The PPAI Product Safety Summit was a one and a

Next week, advertising and product risk management partners Chris Cole and Cheri Falvey and privacy and cybersecurity counsel Liz Blumenfeld will participate in the Brand Activation Association’s (formerly the Promotion Marketing Association) 35th Annual Marketing Law Conference in Chicago, Illinois. Chris Cole will moderate a panel entitled “What’s in a Claim? Principles and Requirements of

Next week, partners Greg Call and Jennifer Romano will present three courses to attendees at the National Retail Tenants Association National Conference in Orlando, Florida.  Greg is a long-time NRTA participant and presenter, and he received the NRTA Founders’ Service Award in 2007.  Greg will be teaching a course entitled “Read the Lease: Operating Cost
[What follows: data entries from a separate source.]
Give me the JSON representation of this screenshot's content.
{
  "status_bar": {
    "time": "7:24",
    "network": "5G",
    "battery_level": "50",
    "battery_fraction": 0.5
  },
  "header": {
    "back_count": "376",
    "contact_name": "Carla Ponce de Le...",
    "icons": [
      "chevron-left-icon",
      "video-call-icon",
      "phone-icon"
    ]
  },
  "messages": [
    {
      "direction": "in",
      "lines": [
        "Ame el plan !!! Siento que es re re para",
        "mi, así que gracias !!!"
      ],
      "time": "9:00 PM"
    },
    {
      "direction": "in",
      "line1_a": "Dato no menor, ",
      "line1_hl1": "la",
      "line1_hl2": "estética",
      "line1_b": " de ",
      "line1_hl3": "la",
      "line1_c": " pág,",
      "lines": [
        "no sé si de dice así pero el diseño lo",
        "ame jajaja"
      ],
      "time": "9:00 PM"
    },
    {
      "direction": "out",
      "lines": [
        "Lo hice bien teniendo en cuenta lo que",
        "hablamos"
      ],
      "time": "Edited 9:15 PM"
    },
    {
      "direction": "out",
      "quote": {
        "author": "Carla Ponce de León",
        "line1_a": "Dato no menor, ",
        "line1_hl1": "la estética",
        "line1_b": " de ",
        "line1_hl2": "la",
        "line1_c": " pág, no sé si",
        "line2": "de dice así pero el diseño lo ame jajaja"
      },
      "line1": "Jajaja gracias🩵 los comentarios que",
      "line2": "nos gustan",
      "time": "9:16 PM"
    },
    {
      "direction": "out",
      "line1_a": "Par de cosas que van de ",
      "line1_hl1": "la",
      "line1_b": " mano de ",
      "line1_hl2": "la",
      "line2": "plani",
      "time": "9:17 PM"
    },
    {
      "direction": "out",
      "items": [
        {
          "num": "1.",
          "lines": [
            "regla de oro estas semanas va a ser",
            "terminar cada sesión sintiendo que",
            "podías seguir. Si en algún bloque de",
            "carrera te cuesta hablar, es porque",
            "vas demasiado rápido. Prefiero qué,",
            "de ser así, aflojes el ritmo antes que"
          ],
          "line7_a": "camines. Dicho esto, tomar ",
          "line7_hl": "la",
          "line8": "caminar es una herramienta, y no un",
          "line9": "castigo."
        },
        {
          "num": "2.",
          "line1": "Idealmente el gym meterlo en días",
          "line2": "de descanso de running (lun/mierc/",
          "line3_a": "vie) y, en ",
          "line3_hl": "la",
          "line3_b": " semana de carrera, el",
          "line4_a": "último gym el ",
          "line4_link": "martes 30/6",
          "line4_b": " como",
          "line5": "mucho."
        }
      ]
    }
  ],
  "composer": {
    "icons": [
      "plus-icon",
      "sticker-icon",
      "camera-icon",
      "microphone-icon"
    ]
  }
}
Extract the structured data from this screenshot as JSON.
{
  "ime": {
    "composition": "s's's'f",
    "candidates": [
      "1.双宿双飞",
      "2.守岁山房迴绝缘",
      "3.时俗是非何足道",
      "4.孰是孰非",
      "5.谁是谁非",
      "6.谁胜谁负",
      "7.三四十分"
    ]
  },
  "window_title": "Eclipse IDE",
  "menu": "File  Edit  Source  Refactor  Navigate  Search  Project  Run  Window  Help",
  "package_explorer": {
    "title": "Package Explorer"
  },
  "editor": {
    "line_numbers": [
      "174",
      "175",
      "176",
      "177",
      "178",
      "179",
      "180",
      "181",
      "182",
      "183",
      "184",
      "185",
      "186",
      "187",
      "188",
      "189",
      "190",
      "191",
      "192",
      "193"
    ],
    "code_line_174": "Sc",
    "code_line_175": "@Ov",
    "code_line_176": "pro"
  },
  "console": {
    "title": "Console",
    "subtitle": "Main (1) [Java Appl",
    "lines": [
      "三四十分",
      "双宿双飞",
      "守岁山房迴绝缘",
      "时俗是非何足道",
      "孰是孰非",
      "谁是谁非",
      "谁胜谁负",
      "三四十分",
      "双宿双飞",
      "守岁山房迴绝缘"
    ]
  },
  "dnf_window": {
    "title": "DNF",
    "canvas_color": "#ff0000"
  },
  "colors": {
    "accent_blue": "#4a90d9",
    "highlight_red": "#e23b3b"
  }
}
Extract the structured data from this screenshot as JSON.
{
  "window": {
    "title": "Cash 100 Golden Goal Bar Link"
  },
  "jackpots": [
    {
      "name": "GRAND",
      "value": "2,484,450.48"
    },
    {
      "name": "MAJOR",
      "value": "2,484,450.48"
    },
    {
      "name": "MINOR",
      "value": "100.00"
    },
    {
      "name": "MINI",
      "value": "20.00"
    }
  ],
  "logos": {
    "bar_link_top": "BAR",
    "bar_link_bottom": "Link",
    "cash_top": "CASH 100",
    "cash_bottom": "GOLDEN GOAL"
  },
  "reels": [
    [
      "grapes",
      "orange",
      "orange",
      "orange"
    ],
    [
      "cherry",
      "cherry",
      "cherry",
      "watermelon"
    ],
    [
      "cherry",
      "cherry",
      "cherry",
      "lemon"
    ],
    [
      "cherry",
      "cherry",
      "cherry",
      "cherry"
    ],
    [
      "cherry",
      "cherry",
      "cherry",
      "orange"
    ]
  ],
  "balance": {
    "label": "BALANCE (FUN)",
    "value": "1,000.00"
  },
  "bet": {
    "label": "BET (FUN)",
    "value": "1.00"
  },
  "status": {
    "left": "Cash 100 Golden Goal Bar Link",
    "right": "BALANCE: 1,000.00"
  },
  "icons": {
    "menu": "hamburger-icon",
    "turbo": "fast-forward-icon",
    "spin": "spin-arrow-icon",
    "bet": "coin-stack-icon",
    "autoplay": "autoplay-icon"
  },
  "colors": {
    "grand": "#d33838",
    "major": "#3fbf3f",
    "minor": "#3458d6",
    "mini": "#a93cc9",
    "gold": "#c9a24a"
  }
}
On May 30, 2013, the National Highway Traffic Safety Administration (NHTSA) unveiled its preliminary policy statement on automated vehicles—defined by NHTSA as vehicles in which some, or all, of the main controls are managed without direct input from the driver. Vehicles with varying levels of automation are already out on the roads and many more

Politicians and public interest groups in the European Union are showing renewed interest in expanded country of origin labeling requirements in the wake of February’s horse meat scandal, where lasagna and other products sold in the EU purportedly made from beef were found instead to contain horse meat. Specifically, attention is focused on Regulation (EU)

The Environmental Protection Agency (“EPA”) has announced that it plans to explore future rulemaking on the management of “waste retail products” under the Resource Conservation and Recovery Act (“RCRA”).  Waste retail products include unsold or returned retail products which may at some point become hazardous waste under current RCRA regulations.  According to the Unified Agenda,